Given the variety of methods, I’m sure voters and candidates would love to know which one would provide the “best” results — a problem that economists, political scientists and mathematicians have been studying for decades. But the question is far older.
In 1433, Nicholas of Cusa, a church lawyer, discovered that the emperor was coming to the church council where he was serving. It seemed an ideal opportunity to push for reform, and he went so far as to create what he called a most “righteous, just (and) honest” way to tally the votes for the emperor.
Fast-forward to today’s local sports page and you’ll find (essentially) his method in the college football polling, where teams are ranked from highest to lowest, and then points assigned based on ranking for each voter. The most points wins. (Vote No. 4.)
Unfortunately, though, just like the plurality vote, Cusa’s method (also called the Borda count) suffers from a basic problem. Namely, you should expect strange paradoxes if you compare head-to-head results (like the exit polling for Bush/Gore without third-party candidates), with the actual election results including all candidates.
In fact, Nobel laureate Kenneth Arrow’s celebrated theorem (along with some extensions) shows that every election procedure is flawed in a similar way long before we even start counting the votes — much less ballot-box stuffing, voter fraud or inept officials.

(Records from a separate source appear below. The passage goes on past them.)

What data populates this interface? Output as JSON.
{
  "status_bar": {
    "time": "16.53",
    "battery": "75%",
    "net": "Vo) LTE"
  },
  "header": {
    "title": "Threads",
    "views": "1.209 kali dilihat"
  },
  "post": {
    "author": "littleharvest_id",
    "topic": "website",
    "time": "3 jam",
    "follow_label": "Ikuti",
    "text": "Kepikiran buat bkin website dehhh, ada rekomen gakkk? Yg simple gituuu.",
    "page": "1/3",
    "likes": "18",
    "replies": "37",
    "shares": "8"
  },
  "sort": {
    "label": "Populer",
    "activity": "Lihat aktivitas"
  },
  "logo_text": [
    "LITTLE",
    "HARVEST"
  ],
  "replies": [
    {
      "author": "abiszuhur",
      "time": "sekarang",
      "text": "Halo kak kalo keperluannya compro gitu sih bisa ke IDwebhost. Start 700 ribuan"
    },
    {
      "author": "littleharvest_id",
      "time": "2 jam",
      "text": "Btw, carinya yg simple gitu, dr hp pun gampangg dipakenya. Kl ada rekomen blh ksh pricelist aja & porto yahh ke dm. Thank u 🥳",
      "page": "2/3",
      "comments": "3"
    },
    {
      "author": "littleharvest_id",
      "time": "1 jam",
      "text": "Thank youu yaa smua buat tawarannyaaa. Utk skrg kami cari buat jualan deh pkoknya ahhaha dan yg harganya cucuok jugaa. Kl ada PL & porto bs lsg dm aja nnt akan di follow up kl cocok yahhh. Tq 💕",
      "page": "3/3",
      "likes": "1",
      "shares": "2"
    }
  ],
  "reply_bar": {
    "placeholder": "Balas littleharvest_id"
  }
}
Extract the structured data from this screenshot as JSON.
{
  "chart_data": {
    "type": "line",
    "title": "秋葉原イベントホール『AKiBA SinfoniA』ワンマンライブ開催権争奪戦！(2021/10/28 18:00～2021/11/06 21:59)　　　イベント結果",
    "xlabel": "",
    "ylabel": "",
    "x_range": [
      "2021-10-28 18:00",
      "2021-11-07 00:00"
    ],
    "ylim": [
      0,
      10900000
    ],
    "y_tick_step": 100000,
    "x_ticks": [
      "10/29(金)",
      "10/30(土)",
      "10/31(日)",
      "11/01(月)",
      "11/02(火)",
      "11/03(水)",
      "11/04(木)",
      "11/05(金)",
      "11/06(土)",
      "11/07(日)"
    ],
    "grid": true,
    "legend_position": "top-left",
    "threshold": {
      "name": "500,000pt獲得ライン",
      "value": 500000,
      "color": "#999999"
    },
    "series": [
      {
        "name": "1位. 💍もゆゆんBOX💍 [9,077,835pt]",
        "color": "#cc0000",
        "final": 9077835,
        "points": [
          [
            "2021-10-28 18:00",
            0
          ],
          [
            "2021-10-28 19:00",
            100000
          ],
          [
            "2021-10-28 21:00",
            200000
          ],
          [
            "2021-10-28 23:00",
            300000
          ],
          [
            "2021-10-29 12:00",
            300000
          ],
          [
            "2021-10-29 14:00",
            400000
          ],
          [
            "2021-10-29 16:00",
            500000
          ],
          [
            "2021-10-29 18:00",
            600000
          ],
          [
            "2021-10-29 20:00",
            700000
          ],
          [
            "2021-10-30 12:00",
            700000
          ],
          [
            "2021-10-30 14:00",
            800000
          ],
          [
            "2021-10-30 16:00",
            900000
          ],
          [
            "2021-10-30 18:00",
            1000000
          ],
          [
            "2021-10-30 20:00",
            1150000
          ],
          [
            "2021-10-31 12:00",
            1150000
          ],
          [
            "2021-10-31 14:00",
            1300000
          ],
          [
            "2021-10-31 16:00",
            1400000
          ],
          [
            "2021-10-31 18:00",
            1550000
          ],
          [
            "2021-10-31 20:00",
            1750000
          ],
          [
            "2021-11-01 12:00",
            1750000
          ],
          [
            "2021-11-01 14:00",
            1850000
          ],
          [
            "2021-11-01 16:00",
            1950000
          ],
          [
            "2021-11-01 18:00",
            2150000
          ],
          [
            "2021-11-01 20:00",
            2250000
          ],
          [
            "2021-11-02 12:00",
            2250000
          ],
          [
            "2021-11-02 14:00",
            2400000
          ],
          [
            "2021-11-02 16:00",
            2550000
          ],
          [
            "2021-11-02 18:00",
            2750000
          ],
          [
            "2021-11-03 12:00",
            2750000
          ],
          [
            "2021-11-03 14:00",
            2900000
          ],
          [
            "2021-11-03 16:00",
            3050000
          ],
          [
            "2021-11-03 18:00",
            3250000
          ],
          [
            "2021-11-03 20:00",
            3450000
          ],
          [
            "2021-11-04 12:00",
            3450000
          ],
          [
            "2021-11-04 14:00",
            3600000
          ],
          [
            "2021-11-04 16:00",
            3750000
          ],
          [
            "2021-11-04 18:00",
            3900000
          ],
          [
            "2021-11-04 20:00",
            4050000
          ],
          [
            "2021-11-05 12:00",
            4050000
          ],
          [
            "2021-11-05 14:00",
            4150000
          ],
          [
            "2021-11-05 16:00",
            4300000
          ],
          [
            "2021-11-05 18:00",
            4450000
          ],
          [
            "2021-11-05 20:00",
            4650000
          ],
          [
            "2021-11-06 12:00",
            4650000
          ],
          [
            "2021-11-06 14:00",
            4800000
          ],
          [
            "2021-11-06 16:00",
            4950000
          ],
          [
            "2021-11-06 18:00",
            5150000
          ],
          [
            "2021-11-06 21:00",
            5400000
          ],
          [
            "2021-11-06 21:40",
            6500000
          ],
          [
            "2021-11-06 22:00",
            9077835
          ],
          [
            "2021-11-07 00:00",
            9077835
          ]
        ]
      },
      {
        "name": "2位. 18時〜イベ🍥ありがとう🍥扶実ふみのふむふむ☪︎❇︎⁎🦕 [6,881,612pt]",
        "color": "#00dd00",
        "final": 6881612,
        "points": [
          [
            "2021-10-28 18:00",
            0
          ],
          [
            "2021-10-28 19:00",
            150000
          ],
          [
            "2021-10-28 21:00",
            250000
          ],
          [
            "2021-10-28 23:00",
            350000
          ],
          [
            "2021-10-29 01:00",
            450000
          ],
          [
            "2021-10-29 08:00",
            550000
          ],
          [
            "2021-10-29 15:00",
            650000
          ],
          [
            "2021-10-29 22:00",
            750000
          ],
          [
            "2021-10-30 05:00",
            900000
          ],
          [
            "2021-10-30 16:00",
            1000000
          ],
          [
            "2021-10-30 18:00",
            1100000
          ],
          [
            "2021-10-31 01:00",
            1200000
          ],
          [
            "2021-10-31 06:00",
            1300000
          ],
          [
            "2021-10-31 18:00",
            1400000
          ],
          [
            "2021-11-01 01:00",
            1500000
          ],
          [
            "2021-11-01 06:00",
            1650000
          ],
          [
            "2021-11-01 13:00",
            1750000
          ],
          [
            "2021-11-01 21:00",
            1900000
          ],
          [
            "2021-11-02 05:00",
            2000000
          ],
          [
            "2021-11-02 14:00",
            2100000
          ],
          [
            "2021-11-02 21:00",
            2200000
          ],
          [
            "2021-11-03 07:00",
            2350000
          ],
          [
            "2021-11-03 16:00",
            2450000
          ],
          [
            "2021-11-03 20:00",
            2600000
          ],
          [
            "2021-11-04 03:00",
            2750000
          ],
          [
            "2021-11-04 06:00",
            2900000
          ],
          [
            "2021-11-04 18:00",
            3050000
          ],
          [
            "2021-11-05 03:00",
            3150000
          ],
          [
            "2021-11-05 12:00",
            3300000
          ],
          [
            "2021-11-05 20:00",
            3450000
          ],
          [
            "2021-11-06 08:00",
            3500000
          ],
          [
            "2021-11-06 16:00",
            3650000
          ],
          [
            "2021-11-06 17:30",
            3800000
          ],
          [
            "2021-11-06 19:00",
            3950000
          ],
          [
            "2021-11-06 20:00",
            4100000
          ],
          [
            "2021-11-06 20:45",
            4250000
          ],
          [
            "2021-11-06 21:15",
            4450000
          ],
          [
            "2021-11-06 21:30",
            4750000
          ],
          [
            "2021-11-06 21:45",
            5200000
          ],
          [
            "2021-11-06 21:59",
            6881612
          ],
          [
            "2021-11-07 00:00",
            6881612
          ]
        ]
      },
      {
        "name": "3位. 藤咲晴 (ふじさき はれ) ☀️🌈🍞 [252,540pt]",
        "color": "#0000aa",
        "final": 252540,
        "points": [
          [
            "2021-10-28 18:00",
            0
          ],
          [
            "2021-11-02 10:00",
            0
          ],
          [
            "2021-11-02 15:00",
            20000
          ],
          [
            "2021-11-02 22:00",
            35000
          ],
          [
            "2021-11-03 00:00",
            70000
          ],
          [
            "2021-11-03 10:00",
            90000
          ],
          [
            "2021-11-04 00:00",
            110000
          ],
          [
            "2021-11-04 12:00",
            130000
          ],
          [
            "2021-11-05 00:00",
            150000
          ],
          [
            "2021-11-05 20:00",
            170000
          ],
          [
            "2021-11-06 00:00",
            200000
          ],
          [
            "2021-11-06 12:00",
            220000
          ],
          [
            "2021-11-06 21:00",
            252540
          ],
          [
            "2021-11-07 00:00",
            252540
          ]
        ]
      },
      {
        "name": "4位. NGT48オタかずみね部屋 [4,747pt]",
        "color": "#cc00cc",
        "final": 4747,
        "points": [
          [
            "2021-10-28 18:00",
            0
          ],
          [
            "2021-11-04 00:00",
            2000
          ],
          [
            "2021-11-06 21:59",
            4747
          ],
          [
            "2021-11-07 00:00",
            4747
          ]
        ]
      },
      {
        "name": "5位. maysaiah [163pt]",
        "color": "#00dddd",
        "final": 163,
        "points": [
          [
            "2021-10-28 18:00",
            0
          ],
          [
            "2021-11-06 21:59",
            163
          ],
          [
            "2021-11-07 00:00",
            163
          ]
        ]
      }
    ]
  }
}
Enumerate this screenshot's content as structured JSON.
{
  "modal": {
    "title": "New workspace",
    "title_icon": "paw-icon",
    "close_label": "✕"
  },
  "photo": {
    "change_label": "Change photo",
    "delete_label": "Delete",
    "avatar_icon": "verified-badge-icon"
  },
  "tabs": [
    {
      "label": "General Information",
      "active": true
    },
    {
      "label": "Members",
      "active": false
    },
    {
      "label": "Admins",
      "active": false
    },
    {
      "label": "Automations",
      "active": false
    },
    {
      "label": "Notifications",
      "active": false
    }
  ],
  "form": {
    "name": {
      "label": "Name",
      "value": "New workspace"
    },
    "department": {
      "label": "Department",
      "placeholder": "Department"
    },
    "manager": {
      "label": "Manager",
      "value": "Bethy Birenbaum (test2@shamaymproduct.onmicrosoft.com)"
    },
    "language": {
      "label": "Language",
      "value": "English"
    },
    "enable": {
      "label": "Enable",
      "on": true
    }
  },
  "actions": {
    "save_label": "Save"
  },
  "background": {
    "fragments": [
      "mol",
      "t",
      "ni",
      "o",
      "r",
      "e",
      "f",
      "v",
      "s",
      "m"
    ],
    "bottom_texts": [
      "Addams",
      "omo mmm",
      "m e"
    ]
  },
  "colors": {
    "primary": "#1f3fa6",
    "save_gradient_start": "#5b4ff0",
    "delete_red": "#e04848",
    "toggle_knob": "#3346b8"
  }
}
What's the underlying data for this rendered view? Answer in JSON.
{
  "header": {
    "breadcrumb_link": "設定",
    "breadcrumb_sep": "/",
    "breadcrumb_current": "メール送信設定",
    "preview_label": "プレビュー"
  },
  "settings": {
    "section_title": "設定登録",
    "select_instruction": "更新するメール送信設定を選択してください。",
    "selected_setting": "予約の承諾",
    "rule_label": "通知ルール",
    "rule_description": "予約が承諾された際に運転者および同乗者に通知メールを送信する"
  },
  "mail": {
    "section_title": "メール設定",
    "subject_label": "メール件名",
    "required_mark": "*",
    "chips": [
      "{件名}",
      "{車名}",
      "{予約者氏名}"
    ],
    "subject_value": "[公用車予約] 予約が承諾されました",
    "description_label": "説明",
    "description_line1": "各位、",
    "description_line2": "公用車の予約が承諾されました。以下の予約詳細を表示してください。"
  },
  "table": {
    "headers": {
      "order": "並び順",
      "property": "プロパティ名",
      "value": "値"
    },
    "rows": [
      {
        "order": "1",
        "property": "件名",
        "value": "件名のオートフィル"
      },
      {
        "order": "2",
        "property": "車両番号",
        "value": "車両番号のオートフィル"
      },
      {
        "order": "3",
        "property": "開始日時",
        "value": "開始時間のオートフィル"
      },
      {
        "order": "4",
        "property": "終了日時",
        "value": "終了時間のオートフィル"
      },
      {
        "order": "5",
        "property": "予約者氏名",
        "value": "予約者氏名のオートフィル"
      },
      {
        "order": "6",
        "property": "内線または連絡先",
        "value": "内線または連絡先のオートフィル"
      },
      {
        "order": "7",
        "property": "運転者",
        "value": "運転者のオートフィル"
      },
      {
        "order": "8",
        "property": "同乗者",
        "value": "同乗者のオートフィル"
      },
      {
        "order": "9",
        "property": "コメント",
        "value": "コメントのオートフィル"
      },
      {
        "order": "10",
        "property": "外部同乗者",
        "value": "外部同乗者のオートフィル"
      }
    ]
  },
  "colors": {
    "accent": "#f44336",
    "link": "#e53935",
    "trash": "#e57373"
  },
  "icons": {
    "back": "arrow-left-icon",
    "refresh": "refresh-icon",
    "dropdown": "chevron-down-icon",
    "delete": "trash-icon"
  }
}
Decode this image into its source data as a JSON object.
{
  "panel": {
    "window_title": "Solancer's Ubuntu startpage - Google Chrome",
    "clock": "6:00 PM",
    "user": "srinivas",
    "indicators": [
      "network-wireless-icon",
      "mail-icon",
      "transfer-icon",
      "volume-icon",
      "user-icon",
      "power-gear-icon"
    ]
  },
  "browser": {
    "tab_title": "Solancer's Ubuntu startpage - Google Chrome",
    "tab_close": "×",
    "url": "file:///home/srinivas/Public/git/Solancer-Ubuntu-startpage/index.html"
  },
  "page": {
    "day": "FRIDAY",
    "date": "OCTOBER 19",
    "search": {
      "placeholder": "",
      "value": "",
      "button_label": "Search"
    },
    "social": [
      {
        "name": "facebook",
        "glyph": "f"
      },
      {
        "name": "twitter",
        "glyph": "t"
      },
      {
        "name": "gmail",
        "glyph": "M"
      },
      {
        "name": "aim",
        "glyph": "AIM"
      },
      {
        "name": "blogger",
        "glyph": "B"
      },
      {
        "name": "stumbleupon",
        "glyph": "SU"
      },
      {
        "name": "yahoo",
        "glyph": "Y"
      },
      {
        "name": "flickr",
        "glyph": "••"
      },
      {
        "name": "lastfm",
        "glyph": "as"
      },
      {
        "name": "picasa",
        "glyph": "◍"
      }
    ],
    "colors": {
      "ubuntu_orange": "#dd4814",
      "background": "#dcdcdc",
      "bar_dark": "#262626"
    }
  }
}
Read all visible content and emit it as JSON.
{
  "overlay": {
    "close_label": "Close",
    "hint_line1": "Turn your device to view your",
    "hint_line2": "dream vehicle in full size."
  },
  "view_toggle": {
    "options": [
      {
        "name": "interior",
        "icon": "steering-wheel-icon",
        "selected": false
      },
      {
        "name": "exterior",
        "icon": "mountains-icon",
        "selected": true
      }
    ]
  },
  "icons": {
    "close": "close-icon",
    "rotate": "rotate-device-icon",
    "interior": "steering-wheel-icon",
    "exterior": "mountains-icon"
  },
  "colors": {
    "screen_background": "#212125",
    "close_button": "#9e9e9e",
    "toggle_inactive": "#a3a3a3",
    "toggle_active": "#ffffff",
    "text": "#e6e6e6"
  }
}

Along similar lines, recall how some Romney supporters appealed in the primaries to his Republican rivals’ voters. They wanted those voters to misrepresent their true choices by voting for Romney on the basis of “electability” in the final election — presumably leading to a more desirable outcome vis-à-vis re-electing Obama. It turns out one can rigorously prove that every method can give voters the opportunity to get a better (in their perception) final outcome by casting an “insincere” ballot.